This problem is a sequence of linked mini-challenges leading up to the proof of a difficult final challenge, encouraging you to think mathematically. Starting with one of the mini-challenges, how. . . .

Have a go at being mathematically negative, by negating these statements.

Can you work through these direct proofs, using our interactive proof sorters?

L triominoes can fit together to make larger versions of themselves. Is every size possible to make in this way?

Try to solve this very difficult problem and then study our two suggested solutions.

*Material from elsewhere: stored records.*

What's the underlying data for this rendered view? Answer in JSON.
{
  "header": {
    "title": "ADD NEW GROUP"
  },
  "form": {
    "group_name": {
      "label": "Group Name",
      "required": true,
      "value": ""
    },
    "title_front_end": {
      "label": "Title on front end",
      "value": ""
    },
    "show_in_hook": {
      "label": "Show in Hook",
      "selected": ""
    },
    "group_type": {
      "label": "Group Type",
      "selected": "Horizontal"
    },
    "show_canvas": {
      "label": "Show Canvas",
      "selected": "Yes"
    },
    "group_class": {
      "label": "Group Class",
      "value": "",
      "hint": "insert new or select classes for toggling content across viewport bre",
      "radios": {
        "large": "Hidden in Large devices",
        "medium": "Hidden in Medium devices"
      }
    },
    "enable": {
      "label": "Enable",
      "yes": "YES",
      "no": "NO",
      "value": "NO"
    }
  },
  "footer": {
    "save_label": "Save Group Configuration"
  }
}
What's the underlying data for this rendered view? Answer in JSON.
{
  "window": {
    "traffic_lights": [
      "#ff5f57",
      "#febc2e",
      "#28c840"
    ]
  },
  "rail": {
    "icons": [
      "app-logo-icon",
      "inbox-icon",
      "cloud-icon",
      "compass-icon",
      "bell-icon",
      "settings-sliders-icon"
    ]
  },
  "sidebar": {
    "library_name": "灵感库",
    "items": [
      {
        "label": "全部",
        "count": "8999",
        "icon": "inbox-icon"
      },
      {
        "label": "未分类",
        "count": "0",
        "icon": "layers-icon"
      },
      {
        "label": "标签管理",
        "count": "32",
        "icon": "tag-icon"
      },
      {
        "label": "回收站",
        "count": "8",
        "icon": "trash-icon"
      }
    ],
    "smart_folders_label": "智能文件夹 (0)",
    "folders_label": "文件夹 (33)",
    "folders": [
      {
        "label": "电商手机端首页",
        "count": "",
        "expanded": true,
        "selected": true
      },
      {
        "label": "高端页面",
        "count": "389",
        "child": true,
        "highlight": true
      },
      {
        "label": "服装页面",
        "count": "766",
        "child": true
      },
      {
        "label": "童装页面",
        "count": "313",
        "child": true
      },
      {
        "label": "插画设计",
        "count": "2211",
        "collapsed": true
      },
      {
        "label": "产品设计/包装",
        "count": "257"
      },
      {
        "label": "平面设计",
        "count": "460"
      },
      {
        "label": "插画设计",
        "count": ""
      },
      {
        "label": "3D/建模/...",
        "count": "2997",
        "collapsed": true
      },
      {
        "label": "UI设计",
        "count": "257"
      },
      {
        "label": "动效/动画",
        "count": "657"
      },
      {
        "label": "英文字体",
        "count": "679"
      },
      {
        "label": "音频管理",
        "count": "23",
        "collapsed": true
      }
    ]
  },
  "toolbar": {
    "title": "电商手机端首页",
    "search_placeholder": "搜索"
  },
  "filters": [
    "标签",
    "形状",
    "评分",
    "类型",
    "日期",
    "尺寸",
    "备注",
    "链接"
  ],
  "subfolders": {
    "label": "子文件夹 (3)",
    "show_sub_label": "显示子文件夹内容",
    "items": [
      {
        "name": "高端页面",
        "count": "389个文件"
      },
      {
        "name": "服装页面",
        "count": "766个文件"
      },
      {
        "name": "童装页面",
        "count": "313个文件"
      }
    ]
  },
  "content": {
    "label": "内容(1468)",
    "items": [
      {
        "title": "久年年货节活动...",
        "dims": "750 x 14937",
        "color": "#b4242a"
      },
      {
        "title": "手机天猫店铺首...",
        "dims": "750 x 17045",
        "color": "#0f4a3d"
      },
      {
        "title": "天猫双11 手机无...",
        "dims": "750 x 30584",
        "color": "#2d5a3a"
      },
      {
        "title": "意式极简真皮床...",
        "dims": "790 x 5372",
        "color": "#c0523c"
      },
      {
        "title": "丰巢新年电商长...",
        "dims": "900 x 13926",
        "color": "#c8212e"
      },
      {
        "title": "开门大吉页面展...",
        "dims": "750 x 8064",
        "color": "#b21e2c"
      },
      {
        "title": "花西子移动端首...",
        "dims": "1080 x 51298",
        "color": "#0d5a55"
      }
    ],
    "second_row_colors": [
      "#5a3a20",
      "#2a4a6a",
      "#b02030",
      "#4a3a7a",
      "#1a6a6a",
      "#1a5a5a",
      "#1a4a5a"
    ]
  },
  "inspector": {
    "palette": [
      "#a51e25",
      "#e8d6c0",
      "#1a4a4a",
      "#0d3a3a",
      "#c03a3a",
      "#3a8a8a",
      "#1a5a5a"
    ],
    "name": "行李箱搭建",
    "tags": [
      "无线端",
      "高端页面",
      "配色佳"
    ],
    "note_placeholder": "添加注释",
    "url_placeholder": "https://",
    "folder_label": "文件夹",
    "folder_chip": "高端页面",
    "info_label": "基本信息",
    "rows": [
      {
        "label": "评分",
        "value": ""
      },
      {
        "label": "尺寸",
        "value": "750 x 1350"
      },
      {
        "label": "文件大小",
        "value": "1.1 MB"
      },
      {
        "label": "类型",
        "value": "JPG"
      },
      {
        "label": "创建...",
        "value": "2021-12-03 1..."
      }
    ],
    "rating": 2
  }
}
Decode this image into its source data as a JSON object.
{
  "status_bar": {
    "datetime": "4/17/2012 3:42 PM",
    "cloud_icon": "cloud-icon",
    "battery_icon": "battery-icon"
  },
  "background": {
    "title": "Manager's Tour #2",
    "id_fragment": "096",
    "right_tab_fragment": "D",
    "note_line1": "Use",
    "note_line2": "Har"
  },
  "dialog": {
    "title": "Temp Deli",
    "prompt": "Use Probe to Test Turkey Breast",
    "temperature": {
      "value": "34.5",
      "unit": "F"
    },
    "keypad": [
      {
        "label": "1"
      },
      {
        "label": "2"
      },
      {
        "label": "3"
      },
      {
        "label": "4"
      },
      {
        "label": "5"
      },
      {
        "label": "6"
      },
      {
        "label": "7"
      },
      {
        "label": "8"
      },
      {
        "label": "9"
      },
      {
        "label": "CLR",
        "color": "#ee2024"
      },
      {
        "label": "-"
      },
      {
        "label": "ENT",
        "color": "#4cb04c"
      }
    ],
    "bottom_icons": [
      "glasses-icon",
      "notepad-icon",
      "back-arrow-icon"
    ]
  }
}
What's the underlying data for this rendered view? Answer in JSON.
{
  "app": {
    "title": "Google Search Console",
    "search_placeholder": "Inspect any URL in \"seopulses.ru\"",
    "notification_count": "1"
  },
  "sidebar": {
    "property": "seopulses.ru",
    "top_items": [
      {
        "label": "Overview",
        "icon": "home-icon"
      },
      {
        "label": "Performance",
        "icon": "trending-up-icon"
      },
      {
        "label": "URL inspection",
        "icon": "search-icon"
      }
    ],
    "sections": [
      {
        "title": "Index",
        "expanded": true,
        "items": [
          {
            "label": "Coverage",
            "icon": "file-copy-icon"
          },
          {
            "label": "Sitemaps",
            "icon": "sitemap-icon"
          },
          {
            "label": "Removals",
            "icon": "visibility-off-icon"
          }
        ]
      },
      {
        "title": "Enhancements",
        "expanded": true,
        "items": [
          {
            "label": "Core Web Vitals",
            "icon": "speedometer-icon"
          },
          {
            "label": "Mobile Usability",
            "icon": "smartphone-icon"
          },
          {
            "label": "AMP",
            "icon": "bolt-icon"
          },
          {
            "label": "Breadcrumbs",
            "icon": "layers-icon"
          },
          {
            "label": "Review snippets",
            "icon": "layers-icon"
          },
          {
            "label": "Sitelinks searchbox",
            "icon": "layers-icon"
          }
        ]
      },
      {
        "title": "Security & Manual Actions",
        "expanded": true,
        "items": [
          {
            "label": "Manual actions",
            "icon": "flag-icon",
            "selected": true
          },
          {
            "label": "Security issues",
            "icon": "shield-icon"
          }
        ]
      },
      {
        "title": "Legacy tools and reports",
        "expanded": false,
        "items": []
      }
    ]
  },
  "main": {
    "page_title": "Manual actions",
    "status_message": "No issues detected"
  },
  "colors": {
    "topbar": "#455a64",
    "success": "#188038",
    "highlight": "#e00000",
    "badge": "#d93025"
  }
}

How would you use your knowledge to try to solve variants on the original problem?

By proving these particular identities, prove the existence of general cases.

Advent Calendar 2011 - a mathematical activity for each day during the run-up to Christmas.

Sort these mathematical propositions into a series of 8 correct statements.

Can you rearrange the cards to make a series of correct mathematical statements?

Take any two numbers between 0 and 1. Prove that the sum of the numbers is always less than one plus their product?

Let a(n) be the number of ways of expressing the integer n as an ordered sum of 1's and 2's. Let b(n) be the number of ways of expressing n as an ordered sum of integers greater than 1. (i) Calculate. . . .

Investigate the number of points with integer coordinates on circles with centres at the origin for which the square of the radius is a power of 5.

This article invites you to get familiar with a strategic game called "sprouts". The game is simple enough for younger children to understand, and has also provided experienced mathematicians with. . . .

Eulerian and Hamiltonian circuits are defined with some simple examples and a couple of puzzles to illustrate Hamiltonian circuits.

You have twelve weights, one of which is different from the rest. Using just 3 weighings, can you identify which weight is the odd one out, and whether it is heavier or lighter than the rest?

The tangles created by the twists and turns of the Conway rope trick are surprisingly symmetrical. Here's why!

Pick a square within a multiplication square and add the numbers on each diagonal. What do you notice?

Imagine two identical cylindrical pipes meeting at right angles and think about the shape of the space which belongs to both pipes. Early Chinese mathematicians call this shape the mouhefanggai.

Find all real solutions of the equation (x^2-7x+11)^(x^2-11x+30) = 1.

Show that for natural numbers x and y if x/y > 1 then x/y>(x+1)/(y+1}>1. Hence prove that the product for i=1 to n of [(2i)/(2i-1)] tends to infinity as n tends to infinity.